Author Topic: RMB  (Read 1093 times)


  • Hero Member
  • *****
  • Posts: 896
« on: October 24, 2015, 04:15:42 PM »
Design Cad requires the user to choose between two functionalities of the Right Mouse Button.

I have always kept it set to gravity.

But why not have both?
A) Clicking the RMB should initiate gravity snap.
B) Pressing and holding the RMB for a given interval should display the point menu (at least in the midst of a draw command).

The point menu may be a simple context menu, which selects by release of the RMB, or it may persist until a function is chosen by a lmb click or esc.  Not sure which implementation I prefer. Either would be an improvement. Anyone else?


PS: The present implementation improperly prevents the point menu from displaying (even in the midst of a draw command) if any entities are selected.  That should be fixed.
« Last Edit: October 24, 2015, 06:46:41 PM by bdeck »


  • Hero Member
  • *****
  • Posts: 2588
  • the trick is knowin...^ > v < - which way's up?
« Reply #1 on: October 24, 2015, 08:17:45 PM »
You clearly know this already lol, but I'll mention it anyway.
a) If you set the right click to gravity, then
b) (Ctrl+right click) gives the menu (and Point Control is the bottom option on that menu),
c) and if that's too many clicks, the just set a hotkey ( say J ) to give you point control.

(2 cents)


  • Hero Member
  • *****
  • Posts: 735
« Reply #2 on: October 24, 2015, 11:25:36 PM »
Sam is right.
Since I have changed of employer, I now use TopSolid at work (and of course, sometimes DesignCad too, when it is quickly and easier for ... what is ultimately often the case, to the amazement of my colleagues)
In TopSolid, there is some implementation of the RMB in the direction that BD is thinking, but it's not the best thing they have did ... most of the time it leads you to do things you would not want ...
Also, having to had to press one key more is, in my point of wiew, better.


  • Hero Member
  • *****
  • Posts: 5611
« Reply #3 on: October 25, 2015, 08:27:18 AM »

The problem with what you are suggesting is how long is long enough?

Right now the action of pressing and releasing the right mouse button is unambiguous. Regardless of the time interval between the two actions you always get the same result.

But if you create two actions for the same set of operations you set up a potentially confusing situation. The delay between press and release is an arbitrary interval. How long should it be so that people who normally press and release the button slowly do not accidentally trigger the wrong function?


Personally, I find such "hold long enough but not too long" requirements to be a very annoying bad design. I had a Ford/Mazda that had the cruise control buttons on the steering wheel. Consequently, there was a danger that the driver might accidentally press one of the buttons and cause the car to accelerate when the intention was to do something like press the horn button. The answer to this problem was to require the driver to press any cruise control buttons "long enough" so it would not be an accidental button press. That made the cruise control very unpredictable and slow to use.

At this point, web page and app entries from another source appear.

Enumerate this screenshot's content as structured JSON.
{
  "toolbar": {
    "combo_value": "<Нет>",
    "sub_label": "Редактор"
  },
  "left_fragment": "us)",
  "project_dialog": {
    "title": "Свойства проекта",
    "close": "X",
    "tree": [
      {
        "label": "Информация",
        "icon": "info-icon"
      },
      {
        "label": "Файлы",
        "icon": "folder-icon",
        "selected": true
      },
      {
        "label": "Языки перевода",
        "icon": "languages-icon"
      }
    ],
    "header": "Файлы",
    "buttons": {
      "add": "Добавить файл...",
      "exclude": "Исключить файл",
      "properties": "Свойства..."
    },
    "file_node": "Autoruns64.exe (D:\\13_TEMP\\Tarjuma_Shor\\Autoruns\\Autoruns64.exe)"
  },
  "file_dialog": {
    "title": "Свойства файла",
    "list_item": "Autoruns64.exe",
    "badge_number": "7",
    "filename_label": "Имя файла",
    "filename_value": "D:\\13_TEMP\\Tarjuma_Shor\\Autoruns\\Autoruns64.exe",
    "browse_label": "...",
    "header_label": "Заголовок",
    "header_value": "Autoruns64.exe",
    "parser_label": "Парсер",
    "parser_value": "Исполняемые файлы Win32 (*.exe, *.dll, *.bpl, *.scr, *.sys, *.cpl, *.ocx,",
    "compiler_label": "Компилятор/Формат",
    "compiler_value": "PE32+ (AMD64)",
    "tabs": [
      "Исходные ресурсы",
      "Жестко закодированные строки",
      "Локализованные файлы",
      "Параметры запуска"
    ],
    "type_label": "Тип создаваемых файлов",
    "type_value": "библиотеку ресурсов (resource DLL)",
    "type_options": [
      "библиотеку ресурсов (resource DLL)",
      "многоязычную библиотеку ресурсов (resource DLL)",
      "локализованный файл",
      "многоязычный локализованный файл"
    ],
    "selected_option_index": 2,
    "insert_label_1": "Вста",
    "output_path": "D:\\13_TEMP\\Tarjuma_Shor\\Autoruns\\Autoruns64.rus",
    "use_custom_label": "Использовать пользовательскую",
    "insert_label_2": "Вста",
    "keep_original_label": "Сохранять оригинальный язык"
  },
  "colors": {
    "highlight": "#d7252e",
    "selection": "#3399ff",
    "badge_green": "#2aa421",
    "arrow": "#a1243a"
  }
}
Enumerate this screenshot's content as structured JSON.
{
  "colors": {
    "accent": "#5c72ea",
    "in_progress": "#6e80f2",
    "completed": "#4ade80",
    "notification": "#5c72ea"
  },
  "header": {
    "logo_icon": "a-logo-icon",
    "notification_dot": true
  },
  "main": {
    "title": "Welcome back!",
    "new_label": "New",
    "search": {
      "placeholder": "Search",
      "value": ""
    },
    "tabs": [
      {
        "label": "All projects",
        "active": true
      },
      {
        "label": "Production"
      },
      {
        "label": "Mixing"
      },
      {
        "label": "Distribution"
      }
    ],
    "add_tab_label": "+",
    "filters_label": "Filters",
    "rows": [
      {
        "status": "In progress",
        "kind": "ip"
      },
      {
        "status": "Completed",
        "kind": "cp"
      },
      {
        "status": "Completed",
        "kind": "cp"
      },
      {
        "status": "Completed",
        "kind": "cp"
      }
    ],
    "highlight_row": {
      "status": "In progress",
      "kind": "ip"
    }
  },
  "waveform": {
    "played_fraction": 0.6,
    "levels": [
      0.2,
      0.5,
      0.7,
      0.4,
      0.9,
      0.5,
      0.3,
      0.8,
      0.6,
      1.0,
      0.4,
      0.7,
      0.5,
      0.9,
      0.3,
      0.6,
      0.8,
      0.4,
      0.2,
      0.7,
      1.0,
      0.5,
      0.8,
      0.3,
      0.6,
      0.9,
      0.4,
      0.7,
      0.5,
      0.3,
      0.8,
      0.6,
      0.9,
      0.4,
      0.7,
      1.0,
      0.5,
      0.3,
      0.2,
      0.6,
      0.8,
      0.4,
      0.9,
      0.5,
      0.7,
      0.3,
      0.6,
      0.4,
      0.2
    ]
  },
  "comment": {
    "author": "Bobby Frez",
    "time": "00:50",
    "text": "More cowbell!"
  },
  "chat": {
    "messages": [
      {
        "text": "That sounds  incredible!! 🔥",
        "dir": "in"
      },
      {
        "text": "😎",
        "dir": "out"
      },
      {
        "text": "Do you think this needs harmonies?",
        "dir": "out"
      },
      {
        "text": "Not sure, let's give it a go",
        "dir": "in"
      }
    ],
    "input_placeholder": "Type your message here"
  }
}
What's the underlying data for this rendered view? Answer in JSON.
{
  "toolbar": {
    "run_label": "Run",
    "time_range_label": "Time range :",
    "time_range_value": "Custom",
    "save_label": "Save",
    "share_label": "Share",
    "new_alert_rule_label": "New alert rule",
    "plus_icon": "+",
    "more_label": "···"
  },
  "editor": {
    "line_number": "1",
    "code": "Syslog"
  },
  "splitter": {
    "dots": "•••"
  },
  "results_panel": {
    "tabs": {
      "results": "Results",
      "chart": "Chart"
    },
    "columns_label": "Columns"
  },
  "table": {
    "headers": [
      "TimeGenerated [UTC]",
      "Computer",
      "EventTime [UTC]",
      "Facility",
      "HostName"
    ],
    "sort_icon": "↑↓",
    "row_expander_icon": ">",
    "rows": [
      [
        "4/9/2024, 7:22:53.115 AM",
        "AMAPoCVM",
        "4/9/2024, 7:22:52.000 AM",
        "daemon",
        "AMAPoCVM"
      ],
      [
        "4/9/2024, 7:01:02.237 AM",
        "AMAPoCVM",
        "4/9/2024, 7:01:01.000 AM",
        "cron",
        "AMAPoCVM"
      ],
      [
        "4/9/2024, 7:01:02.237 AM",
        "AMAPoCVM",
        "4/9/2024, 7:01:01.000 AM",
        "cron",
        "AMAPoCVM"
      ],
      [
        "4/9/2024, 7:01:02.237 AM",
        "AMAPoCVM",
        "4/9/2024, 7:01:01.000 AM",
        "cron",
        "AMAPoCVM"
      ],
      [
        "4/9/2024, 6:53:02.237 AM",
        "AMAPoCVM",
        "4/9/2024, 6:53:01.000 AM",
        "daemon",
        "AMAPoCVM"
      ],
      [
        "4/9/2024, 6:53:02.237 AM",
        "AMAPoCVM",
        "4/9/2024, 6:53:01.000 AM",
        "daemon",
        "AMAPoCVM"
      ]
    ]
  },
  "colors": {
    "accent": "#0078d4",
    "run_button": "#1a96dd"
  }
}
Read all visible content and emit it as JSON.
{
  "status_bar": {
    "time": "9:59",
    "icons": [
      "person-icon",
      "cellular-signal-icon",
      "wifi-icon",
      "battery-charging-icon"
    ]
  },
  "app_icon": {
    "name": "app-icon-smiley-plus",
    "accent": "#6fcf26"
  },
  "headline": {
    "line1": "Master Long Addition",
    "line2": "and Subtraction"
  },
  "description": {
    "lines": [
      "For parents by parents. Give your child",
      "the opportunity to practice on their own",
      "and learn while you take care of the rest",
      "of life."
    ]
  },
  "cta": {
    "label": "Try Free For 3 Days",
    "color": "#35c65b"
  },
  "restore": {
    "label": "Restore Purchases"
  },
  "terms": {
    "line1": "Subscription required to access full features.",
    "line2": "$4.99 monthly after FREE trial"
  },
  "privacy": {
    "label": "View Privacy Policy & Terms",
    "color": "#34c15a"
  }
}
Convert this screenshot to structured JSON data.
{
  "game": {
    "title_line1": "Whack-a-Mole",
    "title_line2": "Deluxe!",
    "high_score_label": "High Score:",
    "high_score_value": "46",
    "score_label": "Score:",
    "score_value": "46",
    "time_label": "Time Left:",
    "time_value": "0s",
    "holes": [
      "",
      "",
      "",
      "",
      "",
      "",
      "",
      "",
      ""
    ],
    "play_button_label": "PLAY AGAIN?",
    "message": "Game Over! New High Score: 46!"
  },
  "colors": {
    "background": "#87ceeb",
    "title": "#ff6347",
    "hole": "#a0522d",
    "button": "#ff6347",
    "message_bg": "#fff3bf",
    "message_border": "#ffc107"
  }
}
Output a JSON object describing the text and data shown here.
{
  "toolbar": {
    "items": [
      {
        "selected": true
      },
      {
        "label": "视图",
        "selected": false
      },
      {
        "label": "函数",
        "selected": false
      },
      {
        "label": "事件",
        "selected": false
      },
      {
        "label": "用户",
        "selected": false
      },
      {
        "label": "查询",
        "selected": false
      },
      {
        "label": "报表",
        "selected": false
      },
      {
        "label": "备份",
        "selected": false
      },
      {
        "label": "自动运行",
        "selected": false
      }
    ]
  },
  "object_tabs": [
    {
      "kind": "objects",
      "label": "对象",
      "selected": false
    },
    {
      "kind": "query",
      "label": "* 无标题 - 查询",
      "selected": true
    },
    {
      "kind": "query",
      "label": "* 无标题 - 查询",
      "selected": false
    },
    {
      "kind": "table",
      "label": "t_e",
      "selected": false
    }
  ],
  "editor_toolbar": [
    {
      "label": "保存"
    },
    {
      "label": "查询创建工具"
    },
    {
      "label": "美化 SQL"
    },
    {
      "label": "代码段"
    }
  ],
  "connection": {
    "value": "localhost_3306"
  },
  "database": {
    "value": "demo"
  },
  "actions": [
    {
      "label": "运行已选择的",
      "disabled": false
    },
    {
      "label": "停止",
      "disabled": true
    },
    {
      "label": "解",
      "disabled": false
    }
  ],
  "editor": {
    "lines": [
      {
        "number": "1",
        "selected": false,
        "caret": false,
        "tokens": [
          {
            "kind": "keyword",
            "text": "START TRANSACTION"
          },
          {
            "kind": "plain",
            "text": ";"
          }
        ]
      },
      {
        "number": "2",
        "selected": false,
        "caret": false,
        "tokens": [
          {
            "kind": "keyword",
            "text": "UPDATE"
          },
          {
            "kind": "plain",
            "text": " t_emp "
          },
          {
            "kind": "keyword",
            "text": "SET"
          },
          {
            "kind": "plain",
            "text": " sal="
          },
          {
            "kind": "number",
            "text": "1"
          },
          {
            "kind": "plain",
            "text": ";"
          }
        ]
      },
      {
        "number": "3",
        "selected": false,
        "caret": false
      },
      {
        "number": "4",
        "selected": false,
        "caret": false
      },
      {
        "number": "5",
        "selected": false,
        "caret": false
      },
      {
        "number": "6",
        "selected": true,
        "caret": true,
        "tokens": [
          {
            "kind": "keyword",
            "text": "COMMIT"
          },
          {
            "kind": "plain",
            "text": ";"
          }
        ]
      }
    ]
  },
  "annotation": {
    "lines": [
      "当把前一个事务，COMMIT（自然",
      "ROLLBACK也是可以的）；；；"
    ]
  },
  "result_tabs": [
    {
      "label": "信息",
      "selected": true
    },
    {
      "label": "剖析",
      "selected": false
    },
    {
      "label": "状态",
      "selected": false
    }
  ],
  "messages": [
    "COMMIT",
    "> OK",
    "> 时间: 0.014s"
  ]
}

For example, the "press to accelerate" and "press to decelerate" buttons had to be held down for some unspecified time before they took effect. You were supposed to be able to press the buttons once to increase/decrease the speed a small amount (1 mph) but that was almost impossible. Either you didn't hold it long enough and nothing happened or you held it too long and the car changed speed  several mph. You could not use the buttons to make fine adjustments to the car's speed. It was a horrible design!

In contrast, a Camaro that I owned had the cruise control buttons on a separate lever behind the steering wheel. Since there was no danger of accidentally pressing a button, just a simple quick key press was all that was needed. I could press the "accelerate" button once and the car accelerated exactly 1 mph. Press it five times quickly and the car accelerated exactly 5 mph. I have a Toyota that works the same way - with the buttons on a separate lever. And it also allows me to have precise control of the speed.

I have an old digital clock that as dual function buttons, and it also is really annoying. To advance the time one increment you press and release a button. To get it to automatically advance without having to press the button repeatedly you hold the button down. But sometimes when I press the button to advance by one minute/hour I hold it a bit too long and the damned thing advances two or three increments. Then I have to press and hold while the damned thing advances a full minute or 24 hours to get back to where I started. In this case "how long" is too short.


Right now the DesignCAD right mouse button operation is unambiguous. Press once - for any amount of time - to do one thing. Hold down the CTRL key and press the right button once - for any amount of time - to do another thing. No need to guess how long "long enough" is.


This may be a moot argument.

With the standard PC keyboard operation pressing a key sends one key code and releasing it sends another. But does the standard mouse key definition have separate key pressed and key released codes? Or is it just a simple strobe indication that the button has been pressed far enough to activate the switch?

If there are not separate mouse "button down" and "button up" signals what you are asking for cannot be done.

DesignCAD user since 1987